ABOUT THIS EXERCISE: Your answer must be the records below, reproduced exactly.
━━ DATA FOR PROCESSING
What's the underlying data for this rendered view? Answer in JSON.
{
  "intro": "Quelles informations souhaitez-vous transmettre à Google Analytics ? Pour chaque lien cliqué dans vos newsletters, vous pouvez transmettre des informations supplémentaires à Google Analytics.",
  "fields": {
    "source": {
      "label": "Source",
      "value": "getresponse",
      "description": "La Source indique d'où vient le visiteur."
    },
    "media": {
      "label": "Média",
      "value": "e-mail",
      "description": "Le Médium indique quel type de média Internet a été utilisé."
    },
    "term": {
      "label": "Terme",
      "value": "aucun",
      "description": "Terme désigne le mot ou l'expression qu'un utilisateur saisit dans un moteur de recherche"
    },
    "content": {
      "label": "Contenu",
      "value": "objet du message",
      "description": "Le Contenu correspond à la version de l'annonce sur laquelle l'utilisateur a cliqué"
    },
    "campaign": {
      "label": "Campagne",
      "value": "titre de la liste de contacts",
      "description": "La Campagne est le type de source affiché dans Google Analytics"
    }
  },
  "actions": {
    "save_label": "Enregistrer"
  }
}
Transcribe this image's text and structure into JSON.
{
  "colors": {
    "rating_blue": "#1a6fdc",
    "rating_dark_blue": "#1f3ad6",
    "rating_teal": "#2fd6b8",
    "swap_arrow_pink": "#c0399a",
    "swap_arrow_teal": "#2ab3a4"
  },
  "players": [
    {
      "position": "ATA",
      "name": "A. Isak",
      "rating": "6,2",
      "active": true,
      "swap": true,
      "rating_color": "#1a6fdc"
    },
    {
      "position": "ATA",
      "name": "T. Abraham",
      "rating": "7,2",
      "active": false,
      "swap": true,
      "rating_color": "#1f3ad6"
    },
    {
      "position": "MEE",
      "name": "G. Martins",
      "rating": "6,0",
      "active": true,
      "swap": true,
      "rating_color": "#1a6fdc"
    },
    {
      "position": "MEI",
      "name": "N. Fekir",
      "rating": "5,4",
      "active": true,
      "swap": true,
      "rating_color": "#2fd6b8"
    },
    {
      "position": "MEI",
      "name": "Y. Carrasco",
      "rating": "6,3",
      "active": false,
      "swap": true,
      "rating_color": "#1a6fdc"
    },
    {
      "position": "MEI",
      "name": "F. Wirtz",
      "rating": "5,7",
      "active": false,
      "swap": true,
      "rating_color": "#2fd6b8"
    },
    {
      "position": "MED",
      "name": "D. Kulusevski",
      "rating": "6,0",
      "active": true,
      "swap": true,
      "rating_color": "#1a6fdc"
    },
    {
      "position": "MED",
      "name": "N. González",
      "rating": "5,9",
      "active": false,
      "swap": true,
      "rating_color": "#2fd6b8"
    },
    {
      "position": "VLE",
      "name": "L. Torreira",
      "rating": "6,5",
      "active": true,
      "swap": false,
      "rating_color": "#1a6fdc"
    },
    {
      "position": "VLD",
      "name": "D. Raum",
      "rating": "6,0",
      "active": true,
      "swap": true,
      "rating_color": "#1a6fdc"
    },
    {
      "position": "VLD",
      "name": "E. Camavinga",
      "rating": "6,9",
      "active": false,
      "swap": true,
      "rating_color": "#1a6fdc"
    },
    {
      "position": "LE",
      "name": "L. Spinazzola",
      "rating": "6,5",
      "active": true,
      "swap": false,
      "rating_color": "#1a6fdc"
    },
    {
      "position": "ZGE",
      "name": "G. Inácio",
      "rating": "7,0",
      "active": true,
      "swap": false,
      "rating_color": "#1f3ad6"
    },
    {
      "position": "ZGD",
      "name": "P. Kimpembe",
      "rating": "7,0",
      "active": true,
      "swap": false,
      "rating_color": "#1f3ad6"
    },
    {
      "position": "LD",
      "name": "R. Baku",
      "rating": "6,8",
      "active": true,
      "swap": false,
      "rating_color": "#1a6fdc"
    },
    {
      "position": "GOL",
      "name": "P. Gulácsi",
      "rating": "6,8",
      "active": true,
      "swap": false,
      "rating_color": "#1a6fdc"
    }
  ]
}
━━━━
RESPONSE TO THIS TASK:
What's the underlying data for this rendered view? Answer in JSON.
{
  "intro": "Quelles informations souhaitez-vous transmettre à Google Analytics ? Pour chaque lien cliqué dans vos newsletters, vous pouvez transmettre des informations supplémentaires à Google Analytics.",
  "fields": {
    "source": {
      "label": "Source",
      "value": "getresponse",
      "description": "La Source indique d'où vient le visiteur."
    },
    "media": {
      "label": "Média",
      "value": "e-mail",
      "description": "Le Médium indique quel type de média Internet a été utilisé."
    },
    "term": {
      "label": "Terme",
      "value": "aucun",
      "description": "Terme désigne le mot ou l'expression qu'un utilisateur saisit dans un moteur de recherche"
    },
    "content": {
      "label": "Contenu",
      "value": "objet du message",
      "description": "Le Contenu correspond à la version de l'annonce sur laquelle l'utilisateur a cliqué"
    },
    "campaign": {
      "label": "Campagne",
      "value": "titre de la liste de contacts",
      "description": "La Campagne est le type de source affiché dans Google Analytics"
    }
  },
  "actions": {
    "save_label": "Enregistrer"
  }
}
Transcribe this image's text and structure into JSON.
{
  "colors": {
    "rating_blue": "#1a6fdc",
    "rating_dark_blue": "#1f3ad6",
    "rating_teal": "#2fd6b8",
    "swap_arrow_pink": "#c0399a",
    "swap_arrow_teal": "#2ab3a4"
  },
  "players": [
    {
      "position": "ATA",
      "name": "A. Isak",
      "rating": "6,2",
      "active": true,
      "swap": true,
      "rating_color": "#1a6fdc"
    },
    {
      "position": "ATA",
      "name": "T. Abraham",
      "rating": "7,2",
      "active": false,
      "swap": true,
      "rating_color": "#1f3ad6"
    },
    {
      "position": "MEE",
      "name": "G. Martins",
      "rating": "6,0",
      "active": true,
      "swap": true,
      "rating_color": "#1a6fdc"
    },
    {
      "position": "MEI",
      "name": "N. Fekir",
      "rating": "5,4",
      "active": true,
      "swap": true,
      "rating_color": "#2fd6b8"
    },
    {
      "position": "MEI",
      "name": "Y. Carrasco",
      "rating": "6,3",
      "active": false,
      "swap": true,
      "rating_color": "#1a6fdc"
    },
    {
      "position": "MEI",
      "name": "F. Wirtz",
      "rating": "5,7",
      "active": false,
      "swap": true,
      "rating_color": "#2fd6b8"
    },
    {
      "position": "MED",
      "name": "D. Kulusevski",
      "rating": "6,0",
      "active": true,
      "swap": true,
      "rating_color": "#1a6fdc"
    },
    {
      "position": "MED",
      "name": "N. González",
      "rating": "5,9",
      "active": false,
      "swap": true,
      "rating_color": "#2fd6b8"
    },
    {
      "position": "VLE",
      "name": "L. Torreira",
      "rating": "6,5",
      "active": true,
      "swap": false,
      "rating_color": "#1a6fdc"
    },
    {
      "position": "VLD",
      "name": "D. Raum",
      "rating": "6,0",
      "active": true,
      "swap": true,
      "rating_color": "#1a6fdc"
    },
    {
      "position": "VLD",
      "name": "E. Camavinga",
      "rating": "6,9",
      "active": false,
      "swap": true,
      "rating_color": "#1a6fdc"
    },
    {
      "position": "LE",
      "name": "L. Spinazzola",
      "rating": "6,5",
      "active": true,
      "swap": false,
      "rating_color": "#1a6fdc"
    },
    {
      "position": "ZGE",
      "name": "G. Inácio",
      "rating": "7,0",
      "active": true,
      "swap": false,
      "rating_color": "#1f3ad6"
    },
    {
      "position": "ZGD",
      "name": "P. Kimpembe",
      "rating": "7,0",
      "active": true,
      "swap": false,
      "rating_color": "#1f3ad6"
    },
    {
      "position": "LD",
      "name": "R. Baku",
      "rating": "6,8",
      "active": true,
      "swap": false,
      "rating_color": "#1a6fdc"
    },
    {
      "position": "GOL",
      "name": "P. Gulácsi",
      "rating": "6,8",
      "active": true,
      "swap": false,
      "rating_color": "#1a6fdc"
    }
  ]
}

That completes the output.